Channels ▼

Embedded Systems

Interfacing Processors to Audio and Video Devices

Audio in, audio out
Connecting an audio source to the DSP is a fairly straightforward interface task. Figure 4 shows an example where a microphone's analog output is converted to digital through an A/D converter. Working as the master device, the DSP selects the A/D as an SPI slave peripheral. Data then gets transmitted using three of the four Blackfin SPORT pins in the receive direction. The reverse case shown in Figure 5—connecting the processor to a D/A converter—is equally easy. Again acting as the SPI interface master, the processor configures and controls the converter, with the data flowing in the other direction over the I²S SPORT interface to the D/A. The analog output subsequently feeds a speaker.

(Click to enlarge)

4. Connecting an audio A/D converter to an embedded processor

(Click to enlarge)

5. Connecting an audio D/A converter to an embedded processor

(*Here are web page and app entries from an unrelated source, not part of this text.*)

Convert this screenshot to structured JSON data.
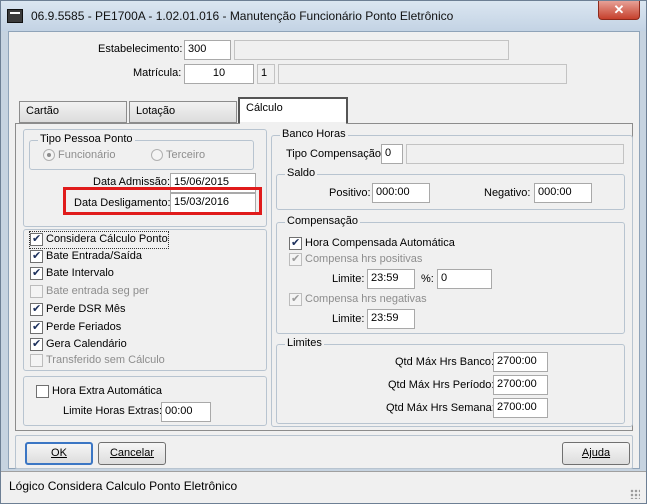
{
  "window": {
    "title": "06.9.5585 - PE1700A - 1.02.01.016 - Manutenção Funcionário Ponto Eletrônico",
    "close_glyph": "✕"
  },
  "header": {
    "estabelecimento_label": "Estabelecimento:",
    "estabelecimento_value": "300",
    "estabelecimento_desc": "",
    "matricula_label": "Matrícula:",
    "matricula_value": "10",
    "matricula_digit": "1",
    "matricula_desc": ""
  },
  "tabs": [
    {
      "label": "Cartão",
      "active": false
    },
    {
      "label": "Lotação",
      "active": false
    },
    {
      "label": "Cálculo",
      "active": true
    }
  ],
  "tipo_pessoa": {
    "title": "Tipo Pessoa Ponto",
    "option_funcionario": "Funcionário",
    "option_terceiro": "Terceiro",
    "selected": "Funcionário"
  },
  "datas": {
    "admissao_label": "Data Admissão:",
    "admissao_value": "15/06/2015",
    "desligamento_label": "Data Desligamento:",
    "desligamento_value": "15/03/2016"
  },
  "options": [
    {
      "label": "Considera Cálculo Ponto",
      "checked": true,
      "enabled": true
    },
    {
      "label": "Bate Entrada/Saída",
      "checked": true,
      "enabled": true
    },
    {
      "label": "Bate Intervalo",
      "checked": true,
      "enabled": true
    },
    {
      "label": "Bate entrada seg per",
      "checked": false,
      "enabled": false
    },
    {
      "label": "Perde DSR Mês",
      "checked": true,
      "enabled": true
    },
    {
      "label": "Perde Feriados",
      "checked": true,
      "enabled": true
    },
    {
      "label": "Gera Calendário",
      "checked": true,
      "enabled": true
    },
    {
      "label": "Transferido sem Cálculo",
      "checked": false,
      "enabled": false
    }
  ],
  "hora_extra": {
    "checkbox_label": "Hora Extra Automática",
    "limite_label": "Limite Horas Extras:",
    "limite_value": "00:00"
  },
  "banco_horas": {
    "title": "Banco Horas",
    "tipo_label": "Tipo Compensação:",
    "tipo_value": "0",
    "tipo_desc": ""
  },
  "saldo": {
    "title": "Saldo",
    "positivo_label": "Positivo:",
    "positivo_value": "000:00",
    "negativo_label": "Negativo:",
    "negativo_value": "000:00"
  },
  "compensacao": {
    "title": "Compensação",
    "hora_auto_label": "Hora Compensada Automática",
    "positivas_label": "Compensa hrs positivas",
    "limite1_label": "Limite:",
    "limite1_value": "23:59",
    "percent_label": "%:",
    "percent_value": "0",
    "negativas_label": "Compensa hrs negativas",
    "limite2_label": "Limite:",
    "limite2_value": "23:59"
  },
  "limites": {
    "title": "Limites",
    "banco_label": "Qtd Máx Hrs Banco:",
    "banco_value": "2700:00",
    "periodo_label": "Qtd Máx Hrs Período:",
    "periodo_value": "2700:00",
    "semana_label": "Qtd Máx Hrs Semana:",
    "semana_value": "2700:00"
  },
  "buttons": {
    "ok": "OK",
    "cancelar": "Cancelar",
    "ajuda": "Ajuda"
  },
  "status": {
    "text": "Lógico Considera Calculo Ponto Eletrônico"
  },
  "colors": {
    "highlight": "#e01b1b",
    "close_button": "#c6402c"
  }
}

Audio interface tips and tricks
A few quick reminders will make an already easy application even easier. On the processor's TWI, it is important to remember to put pull-up resistors on both SCL and SDA lines, per the I²C specification. This is important because these pins are never actually driven high. (For that matter, you should use proper termination for all clock and your frame sync signals). And on the SPI, check that all MISO pins are connected to MISO pins, and MOSI pins to MOSI pins. Because the two signal names are very similar, it's easy to mistakenly swap the signal names and functionality.

A good way to simplify development is to take advantage of a vendor's device driver suites. For instance, the ADI VisualDSP++ tool suite includes peripheral device drivers for SPI, SPORT, TWI and others, that facilitate the configuration and control of these interfaces (via a standard API).

Also, a vendor's hardware platform offerings can be indispensable for evaluating and developing an embedded processing solution. For example, the Blackfin EZ-KITs and associated EZ-Extender cards come with integrated converters and numerous code examples. These offerings provide a useful framework for quickly learning how to interface audio to Blackfin devices. As another example, ADI's VisualAudio algorithm development tool helps streamline the design of audio systems using the Blackfin processor.

Related Reading

More Insights

Currently we allow the following HTML tags in comments:

Single tags

These tags can be used alone and don't need an ending tag.

<br> Defines a single line break

<hr> Defines a horizontal line

Matching tags

These require an ending tag - e.g. <i>italic text</i>

<a> Defines an anchor

<b> Defines bold text

<big> Defines big text

<blockquote> Defines a long quotation

<caption> Defines a table caption

<cite> Defines a citation

<code> Defines computer code text

<em> Defines emphasized text

<fieldset> Defines a border around elements in a form

<h1> This is heading 1

<h2> This is heading 2

<h3> This is heading 3

<h4> This is heading 4

<h5> This is heading 5

<h6> This is heading 6

<i> Defines italic text

<p> Defines a paragraph

<pre> Defines preformatted text

<q> Defines a short quotation

<samp> Defines sample computer code text

<small> Defines small text

<span> Defines a section in a document

<s> Defines strikethrough text

<strike> Defines strikethrough text

<strong> Defines strong text

<sub> Defines subscripted text

<sup> Defines superscripted text

<u> Defines underlined text

Dr. Dobb's encourages readers to engage in spirited, healthy debate, including taking us to task. However, Dr. Dobb's moderates all comments posted to our site, and reserves the right to modify or remove any content that it determines to be derogatory, offensive, inflammatory, vulgar, irrelevant/off-topic, racist or obvious marketing or spam. Dr. Dobb's further reserves the right to disable the profile of any commenter participating in said activities.

Disqus Tips To upload an avatar photo, first complete your Disqus profile. | View the list of supported HTML tags you can use to style comments. | Please read our commenting policy.